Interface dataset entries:
__________________________________________________

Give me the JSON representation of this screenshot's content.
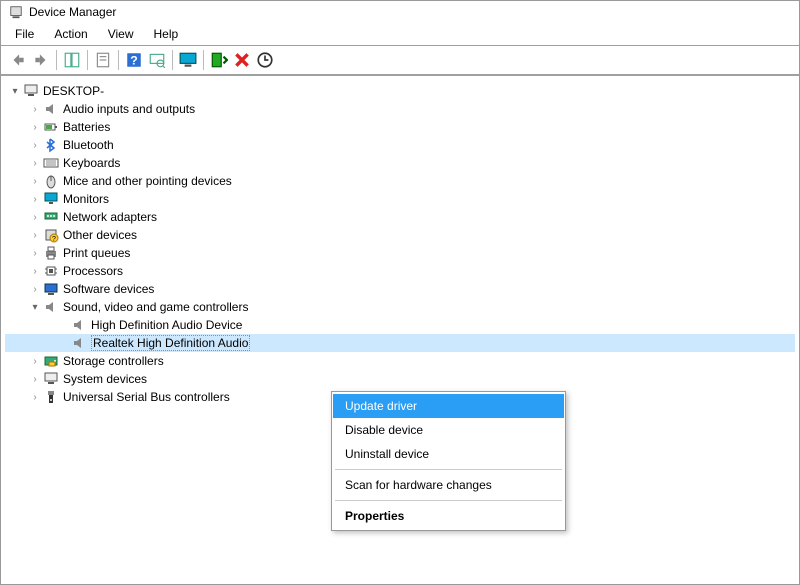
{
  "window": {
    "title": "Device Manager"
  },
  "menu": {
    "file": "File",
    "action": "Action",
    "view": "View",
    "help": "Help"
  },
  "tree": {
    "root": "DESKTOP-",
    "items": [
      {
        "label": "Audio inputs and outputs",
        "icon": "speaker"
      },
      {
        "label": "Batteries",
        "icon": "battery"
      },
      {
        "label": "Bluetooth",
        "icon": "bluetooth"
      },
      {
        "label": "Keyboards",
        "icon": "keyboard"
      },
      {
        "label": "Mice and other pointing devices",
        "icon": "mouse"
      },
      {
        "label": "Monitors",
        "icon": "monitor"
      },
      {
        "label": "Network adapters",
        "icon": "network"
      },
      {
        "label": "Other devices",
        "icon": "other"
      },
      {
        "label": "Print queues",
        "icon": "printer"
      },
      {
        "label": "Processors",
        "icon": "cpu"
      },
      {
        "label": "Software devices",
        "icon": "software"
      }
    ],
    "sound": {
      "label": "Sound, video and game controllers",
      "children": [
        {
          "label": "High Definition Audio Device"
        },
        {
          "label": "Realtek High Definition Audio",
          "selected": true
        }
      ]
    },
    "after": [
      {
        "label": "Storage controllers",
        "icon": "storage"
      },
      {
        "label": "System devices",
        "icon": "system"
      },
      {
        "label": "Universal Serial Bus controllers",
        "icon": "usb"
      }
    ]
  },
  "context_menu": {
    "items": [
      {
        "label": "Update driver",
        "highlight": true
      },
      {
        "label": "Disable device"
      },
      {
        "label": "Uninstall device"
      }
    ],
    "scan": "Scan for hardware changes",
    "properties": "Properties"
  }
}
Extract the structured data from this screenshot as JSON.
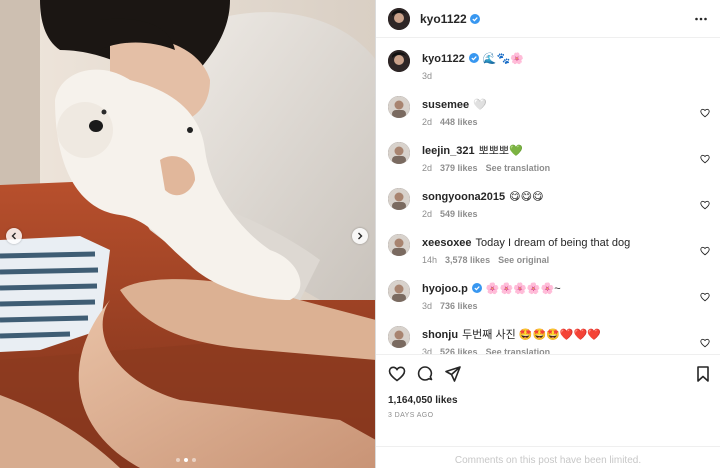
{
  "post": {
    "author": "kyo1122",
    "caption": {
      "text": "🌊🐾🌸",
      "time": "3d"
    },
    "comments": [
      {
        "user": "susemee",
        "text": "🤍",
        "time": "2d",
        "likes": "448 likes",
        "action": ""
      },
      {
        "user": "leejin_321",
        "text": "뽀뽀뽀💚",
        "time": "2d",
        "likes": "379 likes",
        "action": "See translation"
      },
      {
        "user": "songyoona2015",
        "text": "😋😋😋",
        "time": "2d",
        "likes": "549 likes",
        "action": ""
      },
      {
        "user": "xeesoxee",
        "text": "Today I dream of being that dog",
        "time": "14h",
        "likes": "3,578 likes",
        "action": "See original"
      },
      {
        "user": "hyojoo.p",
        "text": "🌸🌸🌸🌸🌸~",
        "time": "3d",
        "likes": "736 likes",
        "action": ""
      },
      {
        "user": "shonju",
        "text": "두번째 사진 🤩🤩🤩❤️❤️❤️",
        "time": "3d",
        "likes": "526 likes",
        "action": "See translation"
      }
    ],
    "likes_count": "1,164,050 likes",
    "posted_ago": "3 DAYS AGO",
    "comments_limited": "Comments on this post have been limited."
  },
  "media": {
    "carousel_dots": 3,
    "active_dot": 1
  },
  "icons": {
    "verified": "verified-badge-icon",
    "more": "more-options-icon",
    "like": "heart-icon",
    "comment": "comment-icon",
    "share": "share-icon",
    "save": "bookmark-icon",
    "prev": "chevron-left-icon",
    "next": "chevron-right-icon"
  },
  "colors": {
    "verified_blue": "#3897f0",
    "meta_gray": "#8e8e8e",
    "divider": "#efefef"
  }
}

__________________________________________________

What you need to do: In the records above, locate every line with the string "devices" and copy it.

Task output:
        "label": "Mice and other pointing devices",
        "label": "Other devices",
        "label": "Software devices",
        "label": "System devices",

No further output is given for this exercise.